RECORDS TO USE Start Marker

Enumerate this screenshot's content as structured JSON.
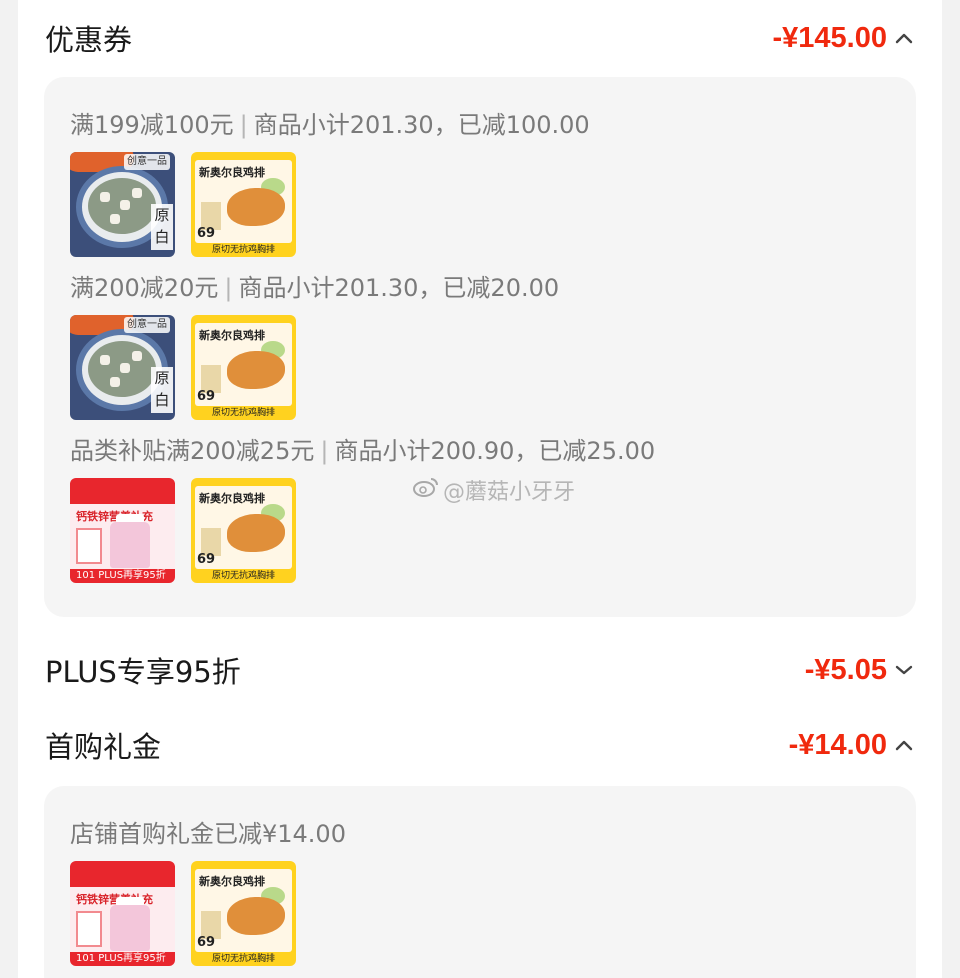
{
  "sections": {
    "coupon": {
      "title": "优惠券",
      "amount": "-¥145.00",
      "expanded": true
    },
    "plus": {
      "title": "PLUS专享95折",
      "amount": "-¥5.05",
      "expanded": false
    },
    "first_gift": {
      "title": "首购礼金",
      "amount": "-¥14.00",
      "expanded": true
    }
  },
  "coupon_rules": [
    {
      "label": "满199减100元",
      "detail": "商品小计201.30，已减100.00",
      "thumbs": [
        "food",
        "chicken"
      ]
    },
    {
      "label": "满200减20元",
      "detail": "商品小计201.30，已减20.00",
      "thumbs": [
        "food",
        "chicken"
      ]
    },
    {
      "label": "品类补贴满200减25元",
      "detail": "商品小计200.90，已减25.00",
      "thumbs": [
        "supplement",
        "chicken"
      ]
    }
  ],
  "first_gift_rule": {
    "label": "店铺首购礼金已减¥14.00",
    "thumbs": [
      "supplement",
      "chicken"
    ]
  },
  "thumb_text": {
    "food_tag": "创意一品",
    "food_side": "原白",
    "chicken_head": "新奥尔良鸡排",
    "chicken_price": "69",
    "chicken_foot": "原切无抗鸡胸排",
    "supp_text": "钙铁锌营养补充",
    "supp_bar": "101  PLUS再享95折"
  },
  "watermark": "@蘑菇小牙牙",
  "colors": {
    "accent": "#f0290e",
    "panel": "#f5f5f5",
    "muted": "#7a7a7a"
  },
  "icons": {
    "collapse": "chevron-up-icon",
    "expand": "chevron-down-icon"
  }
}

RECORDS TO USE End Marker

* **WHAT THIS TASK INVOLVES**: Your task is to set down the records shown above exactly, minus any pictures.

* **OUTPUT OF THE EXERCISE**:
Enumerate this screenshot's content as structured JSON.
{
  "sections": {
    "coupon": {
      "title": "优惠券",
      "amount": "-¥145.00",
      "expanded": true
    },
    "plus": {
      "title": "PLUS专享95折",
      "amount": "-¥5.05",
      "expanded": false
    },
    "first_gift": {
      "title": "首购礼金",
      "amount": "-¥14.00",
      "expanded": true
    }
  },
  "coupon_rules": [
    {
      "label": "满199减100元",
      "detail": "商品小计201.30，已减100.00",
      "thumbs": [
        "food",
        "chicken"
      ]
    },
    {
      "label": "满200减20元",
      "detail": "商品小计201.30，已减20.00",
      "thumbs": [
        "food",
        "chicken"
      ]
    },
    {
      "label": "品类补贴满200减25元",
      "detail": "商品小计200.90，已减25.00",
      "thumbs": [
        "supplement",
        "chicken"
      ]
    }
  ],
  "first_gift_rule": {
    "label": "店铺首购礼金已减¥14.00",
    "thumbs": [
      "supplement",
      "chicken"
    ]
  },
  "thumb_text": {
    "food_tag": "创意一品",
    "food_side": "原白",
    "chicken_head": "新奥尔良鸡排",
    "chicken_price": "69",
    "chicken_foot": "原切无抗鸡胸排",
    "supp_text": "钙铁锌营养补充",
    "supp_bar": "101  PLUS再享95折"
  },
  "watermark": "@蘑菇小牙牙",
  "colors": {
    "accent": "#f0290e",
    "panel": "#f5f5f5",
    "muted": "#7a7a7a"
  },
  "icons": {
    "collapse": "chevron-up-icon",
    "expand": "chevron-down-icon"
  }
}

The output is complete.